Wall Street shifted into rally mode on Thursday as traders shrugged off contradictory data on the American factory sector.
As of 2:38 p.m. ET, the Dow Jones Industrial Average rose 102 points, or 0.64%, to 16143, the S&P 500 advanced 10.5 points, or 0.57%, to 1839 and the Nasdaq Composite climbed 24 points, or 0.58%, to 4262.
The U.S. economy may or may not be overcoming the impact of bad weather.
A report from Markit showed the factory sector revving up at a much faster pace in February than the month prior. The PMI gauge jumped to 56.7 -- a nearly four-year high -- from 53.7.
"The flash manufacturing PMI provides the first indications that production has rebounded from the weather-related slowdown seen in January," Markit's chief economist, Chris Williamson, said in the report. "While the strong PMI reading in part represents are rebound from the temporary weakness seen at the start of the year, further growth looks likely in coming months, suggesting the underlying health of the economy remains robust."
However, the Philadelphia Federal Reserve said manufacturing activity in the mid-Atlantic region contracted in February with its gauge coming in at -6.3, from 9.4 in January, far below Wall Street’s estimate of 8. Readings above 0 point to expansion while those below point to contraction.

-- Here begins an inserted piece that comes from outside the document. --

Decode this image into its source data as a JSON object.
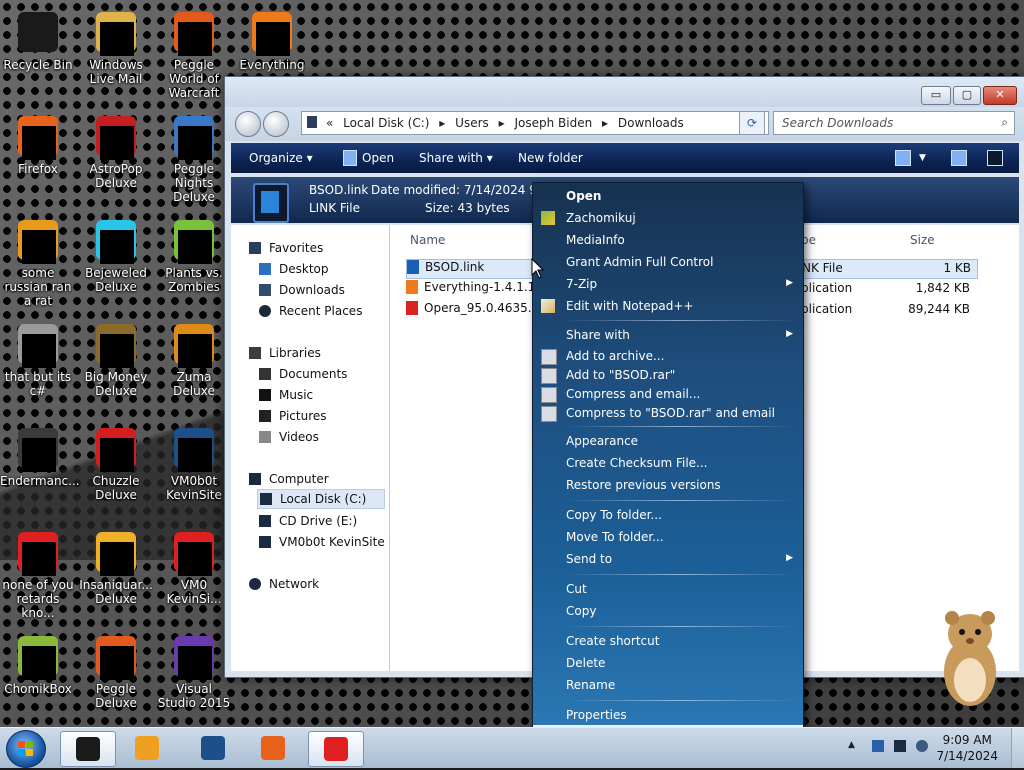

The Labor Department said the number of Americans filing for first-time unemployment benefits fell last week to 336,000 from 339,000 the week prior. Wall Street was looking for claims to fall to 335,000. A separate report from Labor showed reports prices for consumer goods rose 0.1% in January, matching Wall Street’s expectations. Excluding the food and energy components, prices were also up 0.1% for the month, also meeting estimates.
Later, at 10:00 a.m. ET, the Philadelphia Federal Reserve releases its closely-watched measure of manufacturing activity in the mid-Atlantic region.
On the foreign front, A key report on China's vast manufacturing sector from HSBC showed growth cooled off more than expected this month.
"Results from this private sector survey have deteriorated for four months now, which indicates an unambiguous trend of domestic growth deceleration, in our view," analysts at Societe Generale wrote to clients. "Given the unexpectedly robust trade data earlier, policymakers may wait for more real data (with the first batch due in mid March) to judge the situation."
There have been fears for years that China -- the world's No. 2 economy -- could be in for a hard landing in which once blockbuster growth sharply cools off.
A reading on the eurozone manufacturing sector also showed the 18-member currency bloc's output growing at a slower rate than expected.
In corporate news, Facebook (FB) said after the closing bell Wednesday it will pay up to $19 billion to buy short-messaging app WhatsApp. Wal-Mart (WMT) posted quarterly earnings that narrowly topped estimates, but a weak forecast drove shares of the world's largest retailer into the red.
Elsewhere, U.S. crude oil futures slipped 32 cents, or 0.31%, to $102.99 a barrel. Wholesale New York Harbor gasoline sold off by 1.2% to $2.791 a gallon. Gold fell $10.10, or 0.76%, to $1,310 a troy ounce.